For those of us versed in contemporary theory, poststructuralism has revised our understandings of what it means to be agents in specific historical moments. We know much more about the complexities of power and its insidious strategies. But we can’t be overcome with cynicism, we can’t finally move people through irony. Our passions, our pleasures, the elegance of our worldviews need to be communicated as values to which belief adheres. We need to teach values, encourage students to make political commitments, informed by global politics, as we train them in skills and knowledge. Teaching values will help reshape how knowledge matters and might allow us to have real effect in contemporary political systems.” ~ Jill Dollan, Geographies of Learning: Theory and Practice, Activism and Performance
Reflections on Teaching Community
“Progressive education, education as the practice of freedom, enables us to confront feelings of loss and restore our sense of connection. It teaches us how to create community.” ~ bell hooks,Teaching Community
I’m reconnecting to the building of community within the academic environment I work, as a major focus for the seasons ahead. This work includes conversations and professional development with faculty, administration, but most importantly, with students and young alumnae. As an artist, this extended work on campus involves a great many hours away from my own practice and studio, but I am determined to hold a greater balance of investment in self to compliment the enormous amount of personal resources with which I support so many others.
So, I’m reading again. One of the places I turn to listen, question, hold contradictions, investigations, inspirations is reading bell hooks:
“Paulo Friere reminds us that ‘without vision for tomorrow hope is impossible.’ Our visions for tomorrow are most vital when they emerge from the concrete circumstances of change we are experiencing right now.”
I picked back up Teaching Community: A Pedagogy of Hope. So glad I did, as rereading (for the fourth or fifth time?), seems all the more timely for the work ahead, the work of right now.

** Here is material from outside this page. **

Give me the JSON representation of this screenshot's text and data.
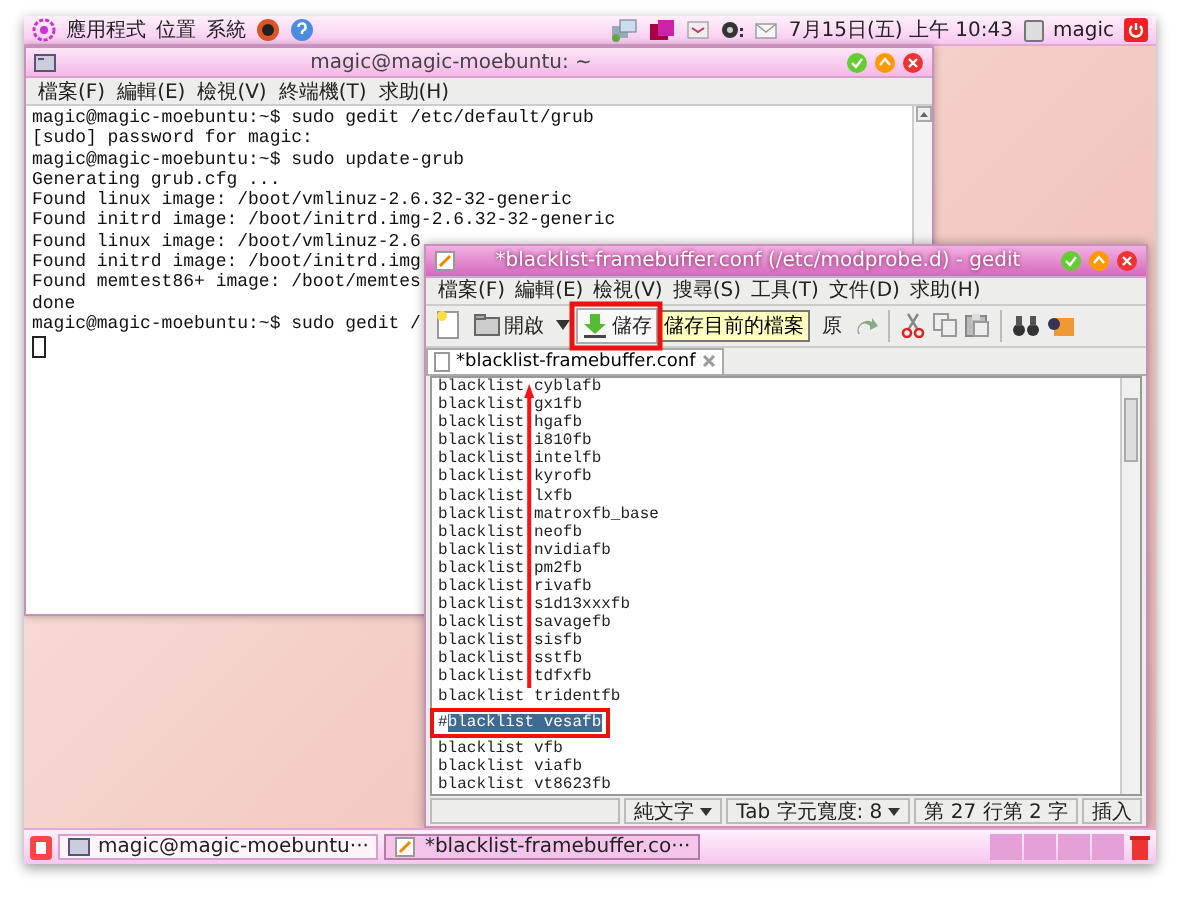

First Day of Classes
Both my classes had their first real sessions today. My new performance class is preparing to study selected works of Anna Deavere Smith, and the course will focus on performance work that explores themes of social justice. Today, they wrote in their journals a list of what they had heard or learned about being female in the world (I teach at a single gender school for girls), and then they created a male character (of any age) talking about girls or women. Each student then performed her piece, and we discussed the patterns, myths, and stereotypes presented of both genders through their pieces. I am excited to see where this work evolves, especially as we move into characters that defy or challenge the perspectives of gender as either boy or girl.

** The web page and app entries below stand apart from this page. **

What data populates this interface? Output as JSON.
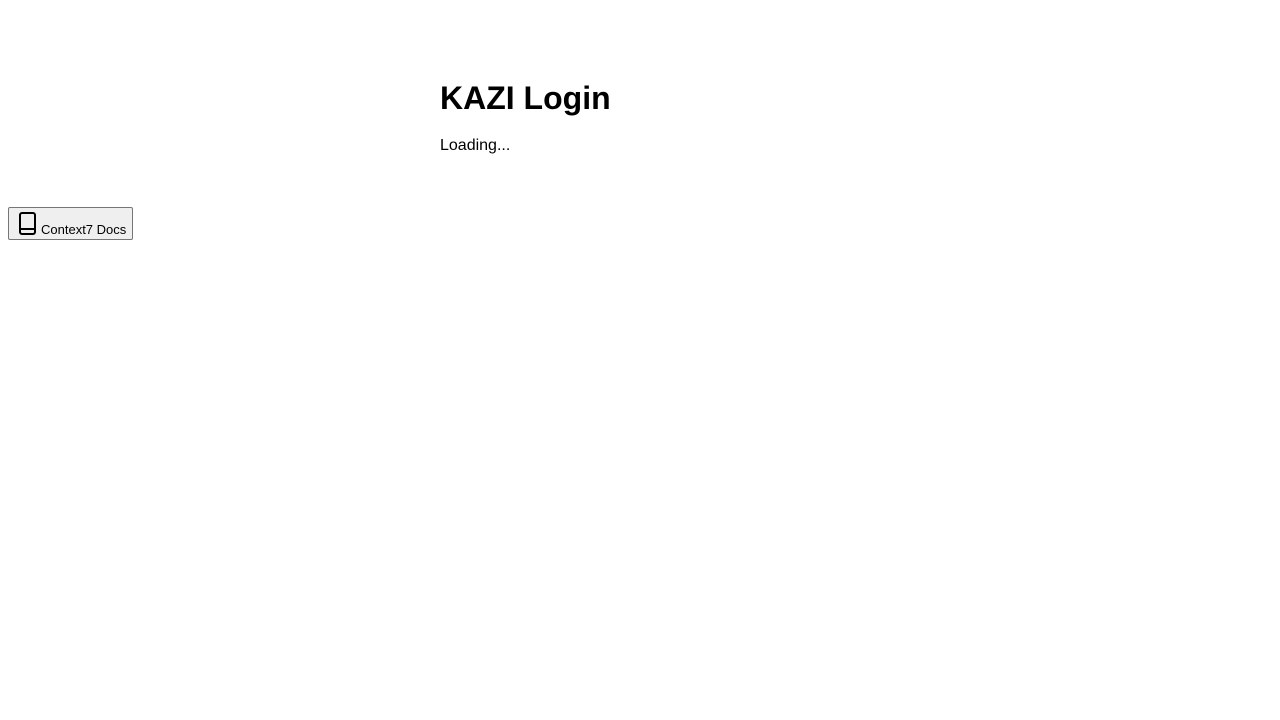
{
  "login": {
    "title": "KAZI Login",
    "status": "Loading..."
  },
  "docs_button": {
    "label": "Context7 Docs",
    "icon": "book-icon"
  }
}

My speech students read excepts from Bone Black by bell hooks, and I am always thrilled to introduce my young women students to her work! They’re writing their own personal narrative speeches as a first assignment.
“…I can tell him, my grandfather who loves me always, that I want to belong—that it hurts to be always on the outside. He tells me there are a lot of ways to belong in this world. And that it is my work to find out where I belong.
At night, when everyone is silent and everything is still, I lie in the darkness of my windowless room, the place where they exile me from the community of their heart, and search the unmoving blackness to see if I can find my way home. I tell myself stories, write poems, record my dreams. In my journal I write—I belong in this place of words. This is my home. This dark, bone black inner cave where I am making a world for myself.” ~ bell hooks, Bone Black
I taught in a coed setting for many years, but there is something so wonderful about the all girl class setting and the conversations my students share with me that remind me, on days like this, why I love my job so much!